Israel’s NewMed Energy, one of the partners in the Chevron-operated Aphrodite gas field in Cyprus, announced in its Q1 2022 financial report released on May 23 that talks are underway with the Cypriot government to update the gas field’s development plan.
As in its latest reports, the company restated that the partners are examining whether to connect Aphrodite to existing facilities in the region (i.e. LNG plants in Egypt) and/or to the development plans of nearby assets (i.e. the Leviathan gas field in Israel’s EEZ), suggesting that no decision has been made yet.
But the company also announced that a decision was made “regarding engagement with a drillship” to drill a well in Aphrodite (dubbed A-3), which will serve as a production well at a later stage.
However, it did not disclose details of the timeline.
In its 2021 annual report released in March, NewMed said that the government of Cyprus approved its request to postpone the drilling of the A-3 “appraisal/development well”, which was supposed to be carried out by November 2021 for 12 months, i.e., until November 2022.
Aphrodite was discovered in 2011 and is estimated to hold around 4 tcf of natural gas.
A small portion of the field extends into the Yishai license in the Israeli EEZ, one of the various obstacles that have complicated the development of the gas field.
Cyprus and Israel have held talks to reach a unitization agreement for over a decade but have yet to conclude a deal.
In March 2021, the Cypriot and Israeli Energy ministers agreed to give the partners in Aphrodite and Yishai a year to conduct direct negotiations or to refer the matter to an international expert, if needed, to reach an agreement on profit distribution, before the governments of the two countries step in again.
A year later, no agreement has been reached between the companies on both sides of the border.

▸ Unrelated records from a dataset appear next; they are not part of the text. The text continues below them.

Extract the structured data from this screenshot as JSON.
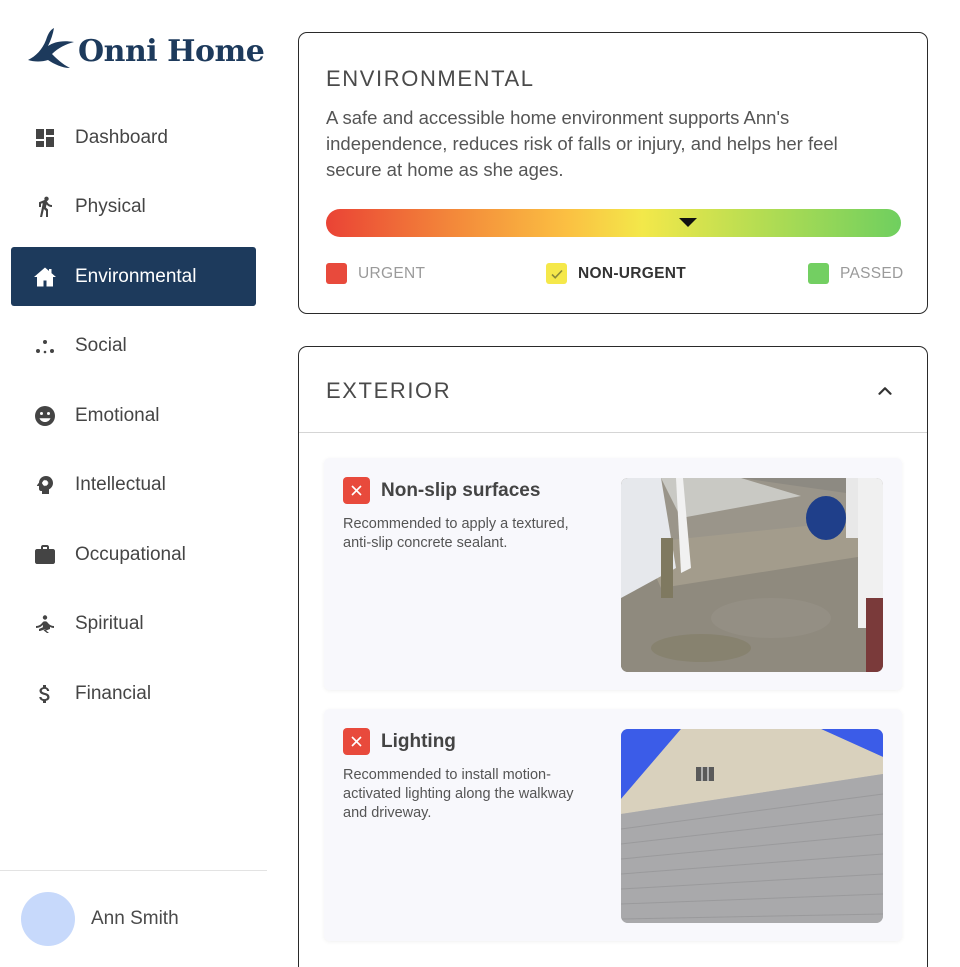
{
  "app": {
    "name": "Onni Home"
  },
  "sidebar": {
    "items": [
      {
        "label": "Dashboard",
        "icon": "dashboard-icon"
      },
      {
        "label": "Physical",
        "icon": "walking-icon"
      },
      {
        "label": "Environmental",
        "icon": "home-icon",
        "active": true
      },
      {
        "label": "Social",
        "icon": "social-dots-icon"
      },
      {
        "label": "Emotional",
        "icon": "smiley-icon"
      },
      {
        "label": "Intellectual",
        "icon": "brain-icon"
      },
      {
        "label": "Occupational",
        "icon": "briefcase-icon"
      },
      {
        "label": "Spiritual",
        "icon": "meditation-icon"
      },
      {
        "label": "Financial",
        "icon": "dollar-icon"
      }
    ]
  },
  "user": {
    "name": "Ann Smith"
  },
  "environmental": {
    "title": "ENVIRONMENTAL",
    "description": "A safe and accessible home environment supports Ann's independence, reduces risk of falls or injury, and helps her feel secure at home as she ages.",
    "scale_level_fraction": 0.63,
    "legend": [
      {
        "label": "URGENT",
        "color": "#e84a3c"
      },
      {
        "label": "NON-URGENT",
        "color": "#f5e84a",
        "current": true
      },
      {
        "label": "PASSED",
        "color": "#73cf62"
      }
    ],
    "colors": {
      "urgent": "#ea4335",
      "non_urgent": "#f3e84a",
      "passed": "#6fcf5f",
      "accent": "#1d3a5c"
    }
  },
  "exterior": {
    "title": "EXTERIOR",
    "items": [
      {
        "title": "Non-slip surfaces",
        "description": "Recommended to apply a textured, anti-slip concrete sealant.",
        "status_icon": "x-icon"
      },
      {
        "title": "Lighting",
        "description": "Recommended to install motion-activated lighting along the walkway and driveway.",
        "status_icon": "x-icon"
      }
    ]
  }
}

Middle East Strategic Perspectives publish the East Med Energy Report in collaboration with Obeid & Medawar Law Firm